It's almost time for the Asheville Comedy Festival, presented by Laugh Your Asheville Off. The festival, now in its 11th year, brings together world-class comic talent from the national and local scene. From Wednesday through Saturday, comics will take the stage across town for four "Famous Showcases" that feature over ten comedians per evening. This year, a portion of festival pre-sales will also go to beloved local comedian, radio host, and community friend Michele Scheve, who is raising funds for costs associated with a kidney and pancreas transplant.
Three showcase performances at Highland Brewing and Diana Wortham Theatre will feature headliners Rich Vos, Tammy Pescatelli, and Mike Yard. Late-night shows will be held at the Disclaimer Lounge (inside the Southern Kitchen and Bar, 41 N. Lexington Ave) on Wednesday — Friday nights, and the festival closes with a final Blowout Extravaganza. Tickets for the whole weekend (not including the late-night shows) are on sale now for $65, and show tickets are also available for individual purchase ($20 each).
To get in the spirit of the festival, we reached out to local comedian Tom Scheve to talk about Things That Are Funny. Scheve will perform on the late-night stage at the Disclaimer Lounge. Late-night comedy kicks off at 10:30 p.m. and costs $10. Tom Scheve. Source: tomscheve.com
Who's the funniest person to ever live? Who currently holds this title, planet-wide?
Funniest person to ever live: Oscar Wilde on his second cup of absinthe. Current title holder: a drag queen I hung out with one night in South Carolina.
When did you go full-time with comedy, if you are full-time?
I’ve been working full-time on becoming famously reclusive. But instead of first getting famous and THEN being reclusive, I’m doing it the other way around. I’m changing up the game entirely. I’m going to be so reclusive that word just gets out about it. Once my reclusiveness goes viral, I’ll be famously reclusive. Later, if I want to just be regular famous for a while, I can simply cut back on the reclusiveness for a spell. After a while, once people get used to me being non-reclusively famous (despite only knowing about me from that original super-intense period of reclusiveness), I’ll then overnight become a total and complete recluse, do it old-school, live in a hole beneath some leaves. People will lose their minds. I’ll be famously reclusive all over again. Full circle. Then I’ll vanish and go out on top. Maybe pop up once or twice a week to remind people I’m not there. That’s my plan.
What's your favorite "bombing" story?
Doug Stanhope has said something along the lines of, "I can quit comedy but I can never quit comedians." Do you travel in a pack of comedians? What's the craziest thing you've done with other comedians (or seen other comedians doing)?
I respectfully disagree with the late, great Doug Stanhope (RIP). Quitting comedians is the best feeling in the world and I encourage all comedians to give that a try now and then. It’s not comedy you’re wanting to quit, it’s the comedians.

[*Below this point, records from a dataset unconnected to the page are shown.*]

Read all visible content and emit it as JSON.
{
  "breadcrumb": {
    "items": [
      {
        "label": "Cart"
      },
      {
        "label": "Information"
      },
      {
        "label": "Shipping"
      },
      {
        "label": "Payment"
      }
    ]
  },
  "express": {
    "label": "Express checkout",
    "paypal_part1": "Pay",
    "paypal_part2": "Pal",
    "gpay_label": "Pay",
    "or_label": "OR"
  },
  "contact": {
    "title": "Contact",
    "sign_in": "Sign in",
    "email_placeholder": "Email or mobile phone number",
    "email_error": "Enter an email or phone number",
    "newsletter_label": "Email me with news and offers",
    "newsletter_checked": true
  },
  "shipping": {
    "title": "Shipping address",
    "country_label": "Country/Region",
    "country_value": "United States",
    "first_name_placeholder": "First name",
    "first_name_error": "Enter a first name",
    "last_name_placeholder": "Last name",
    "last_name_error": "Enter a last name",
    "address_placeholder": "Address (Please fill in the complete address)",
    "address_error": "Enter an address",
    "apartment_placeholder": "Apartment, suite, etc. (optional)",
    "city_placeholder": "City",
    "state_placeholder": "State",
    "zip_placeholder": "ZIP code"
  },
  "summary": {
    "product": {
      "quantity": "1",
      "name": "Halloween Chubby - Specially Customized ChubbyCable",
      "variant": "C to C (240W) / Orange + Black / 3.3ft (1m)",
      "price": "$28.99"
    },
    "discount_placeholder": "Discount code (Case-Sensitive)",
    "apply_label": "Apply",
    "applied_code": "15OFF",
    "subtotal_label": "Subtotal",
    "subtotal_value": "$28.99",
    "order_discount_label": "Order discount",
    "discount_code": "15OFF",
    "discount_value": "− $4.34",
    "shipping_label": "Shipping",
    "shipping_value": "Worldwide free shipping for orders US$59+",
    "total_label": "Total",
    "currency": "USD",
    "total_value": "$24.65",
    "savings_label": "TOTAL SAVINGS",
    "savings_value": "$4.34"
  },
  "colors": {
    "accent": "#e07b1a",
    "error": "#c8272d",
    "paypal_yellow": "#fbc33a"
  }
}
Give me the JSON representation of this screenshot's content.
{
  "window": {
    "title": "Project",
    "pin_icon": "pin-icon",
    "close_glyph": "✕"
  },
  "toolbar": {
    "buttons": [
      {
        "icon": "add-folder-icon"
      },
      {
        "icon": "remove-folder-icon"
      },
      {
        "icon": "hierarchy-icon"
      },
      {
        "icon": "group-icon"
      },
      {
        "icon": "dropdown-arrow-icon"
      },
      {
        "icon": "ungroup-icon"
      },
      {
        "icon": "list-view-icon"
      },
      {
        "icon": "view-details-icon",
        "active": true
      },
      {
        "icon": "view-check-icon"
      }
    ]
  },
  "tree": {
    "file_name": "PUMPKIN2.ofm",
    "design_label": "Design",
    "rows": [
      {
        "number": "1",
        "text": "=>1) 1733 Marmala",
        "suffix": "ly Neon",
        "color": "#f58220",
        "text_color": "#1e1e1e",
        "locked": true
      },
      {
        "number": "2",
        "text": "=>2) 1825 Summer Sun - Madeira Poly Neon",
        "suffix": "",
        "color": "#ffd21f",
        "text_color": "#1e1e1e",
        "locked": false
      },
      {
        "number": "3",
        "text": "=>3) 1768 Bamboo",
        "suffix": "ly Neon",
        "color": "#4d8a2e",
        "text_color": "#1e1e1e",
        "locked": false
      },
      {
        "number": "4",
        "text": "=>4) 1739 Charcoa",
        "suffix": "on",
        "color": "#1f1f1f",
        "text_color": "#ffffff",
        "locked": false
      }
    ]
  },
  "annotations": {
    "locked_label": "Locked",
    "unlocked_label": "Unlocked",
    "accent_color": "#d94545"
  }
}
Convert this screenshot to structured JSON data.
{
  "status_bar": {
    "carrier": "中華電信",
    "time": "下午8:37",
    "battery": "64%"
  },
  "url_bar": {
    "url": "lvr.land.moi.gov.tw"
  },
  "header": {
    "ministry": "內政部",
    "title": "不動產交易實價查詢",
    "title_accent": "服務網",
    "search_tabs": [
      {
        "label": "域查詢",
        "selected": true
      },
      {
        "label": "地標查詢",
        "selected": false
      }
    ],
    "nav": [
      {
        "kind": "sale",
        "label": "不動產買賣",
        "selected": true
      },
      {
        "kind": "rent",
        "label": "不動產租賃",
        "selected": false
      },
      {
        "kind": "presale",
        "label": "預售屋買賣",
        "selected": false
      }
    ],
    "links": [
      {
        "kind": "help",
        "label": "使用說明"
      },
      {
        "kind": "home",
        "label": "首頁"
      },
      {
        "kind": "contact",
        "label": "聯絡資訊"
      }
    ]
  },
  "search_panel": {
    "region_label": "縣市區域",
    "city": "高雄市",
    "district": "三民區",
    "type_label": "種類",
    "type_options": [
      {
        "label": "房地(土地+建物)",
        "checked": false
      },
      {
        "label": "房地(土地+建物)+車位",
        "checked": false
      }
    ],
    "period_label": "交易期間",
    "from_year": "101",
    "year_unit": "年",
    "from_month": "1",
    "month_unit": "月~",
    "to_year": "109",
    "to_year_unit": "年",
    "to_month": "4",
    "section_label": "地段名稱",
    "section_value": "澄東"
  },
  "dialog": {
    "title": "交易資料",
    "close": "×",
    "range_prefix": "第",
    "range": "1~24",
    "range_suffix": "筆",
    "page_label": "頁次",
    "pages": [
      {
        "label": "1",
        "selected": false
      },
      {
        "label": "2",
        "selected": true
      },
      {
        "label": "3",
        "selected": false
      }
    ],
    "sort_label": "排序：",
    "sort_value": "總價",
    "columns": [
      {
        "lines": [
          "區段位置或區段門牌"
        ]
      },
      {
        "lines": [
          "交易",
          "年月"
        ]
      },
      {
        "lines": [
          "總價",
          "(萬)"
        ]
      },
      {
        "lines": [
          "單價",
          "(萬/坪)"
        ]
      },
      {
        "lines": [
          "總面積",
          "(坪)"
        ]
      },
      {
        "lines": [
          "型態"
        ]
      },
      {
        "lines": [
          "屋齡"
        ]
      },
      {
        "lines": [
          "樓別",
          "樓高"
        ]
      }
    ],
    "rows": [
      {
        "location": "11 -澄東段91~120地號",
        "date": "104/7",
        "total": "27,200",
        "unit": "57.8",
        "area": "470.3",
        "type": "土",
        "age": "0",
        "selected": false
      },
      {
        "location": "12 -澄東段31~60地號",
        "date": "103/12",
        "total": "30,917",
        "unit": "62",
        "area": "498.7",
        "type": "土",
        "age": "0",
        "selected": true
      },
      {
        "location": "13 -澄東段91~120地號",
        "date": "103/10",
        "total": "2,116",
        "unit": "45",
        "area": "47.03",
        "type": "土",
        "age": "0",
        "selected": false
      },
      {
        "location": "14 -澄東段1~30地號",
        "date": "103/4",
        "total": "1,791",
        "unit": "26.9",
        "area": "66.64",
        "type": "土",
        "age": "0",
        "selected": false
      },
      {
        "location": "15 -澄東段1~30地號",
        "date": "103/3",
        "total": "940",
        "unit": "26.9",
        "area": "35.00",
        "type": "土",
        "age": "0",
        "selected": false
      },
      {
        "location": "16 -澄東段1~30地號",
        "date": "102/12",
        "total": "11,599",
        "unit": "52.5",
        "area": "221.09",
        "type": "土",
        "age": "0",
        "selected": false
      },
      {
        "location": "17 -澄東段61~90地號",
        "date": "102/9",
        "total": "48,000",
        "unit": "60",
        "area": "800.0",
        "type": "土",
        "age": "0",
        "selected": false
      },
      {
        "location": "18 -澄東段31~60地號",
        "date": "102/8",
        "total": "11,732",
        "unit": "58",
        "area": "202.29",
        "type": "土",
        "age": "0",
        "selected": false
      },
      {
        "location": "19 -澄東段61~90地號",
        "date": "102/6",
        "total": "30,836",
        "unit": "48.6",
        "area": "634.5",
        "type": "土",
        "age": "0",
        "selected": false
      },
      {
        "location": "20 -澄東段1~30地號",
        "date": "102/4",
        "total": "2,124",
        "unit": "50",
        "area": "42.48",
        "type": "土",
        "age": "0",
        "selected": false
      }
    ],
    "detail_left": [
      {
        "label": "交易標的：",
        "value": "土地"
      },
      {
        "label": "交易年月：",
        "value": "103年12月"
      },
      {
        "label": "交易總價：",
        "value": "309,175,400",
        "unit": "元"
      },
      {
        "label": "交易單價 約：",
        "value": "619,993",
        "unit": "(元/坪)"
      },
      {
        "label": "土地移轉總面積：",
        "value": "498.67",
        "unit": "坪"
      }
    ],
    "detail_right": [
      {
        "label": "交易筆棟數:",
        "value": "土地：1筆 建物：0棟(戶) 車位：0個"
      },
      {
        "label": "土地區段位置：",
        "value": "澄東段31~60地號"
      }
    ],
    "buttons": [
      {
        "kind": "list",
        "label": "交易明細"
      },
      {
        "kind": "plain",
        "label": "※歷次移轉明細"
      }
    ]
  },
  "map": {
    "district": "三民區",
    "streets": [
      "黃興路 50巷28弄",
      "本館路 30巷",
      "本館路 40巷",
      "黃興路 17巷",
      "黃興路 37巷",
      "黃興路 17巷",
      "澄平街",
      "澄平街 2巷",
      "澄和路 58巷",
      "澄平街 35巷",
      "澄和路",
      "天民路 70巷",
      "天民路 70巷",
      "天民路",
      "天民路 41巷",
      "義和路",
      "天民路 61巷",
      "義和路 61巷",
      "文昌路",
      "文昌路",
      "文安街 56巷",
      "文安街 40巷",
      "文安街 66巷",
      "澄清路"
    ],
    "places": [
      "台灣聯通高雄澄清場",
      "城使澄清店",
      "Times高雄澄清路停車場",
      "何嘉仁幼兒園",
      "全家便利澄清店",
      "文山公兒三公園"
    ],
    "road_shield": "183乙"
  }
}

Quit comedians ASAP but never quit comedy.
How important is Asheville Comedy Festival to our community?
The Asheville Comedy Festival has become a big event for the Asheville community at large, and a huge event for the Asheville comedy community. That can’t be overstated. It’s Hanukkah, Christmas and Kwanzaa rolled up into one big joint, and eagerly smoked with other comedians from and near and for nearly a week. It’s important to me on a personal level as well, because this year the Asheville Comedy Festival and its sponsors made a generous donation toward the medical bills of Asheville’s own Michele Scheve, who has long played a big role in the local comedy community. Its importance to a smaller community of people who share my last name (or who love someone who does) likewise can’t be overstated.
Follow updates from Scheve on his website, tomscheve.com
For tickets and information on the Asheville Comedy Festival, visit their website and follow them on Facebook here.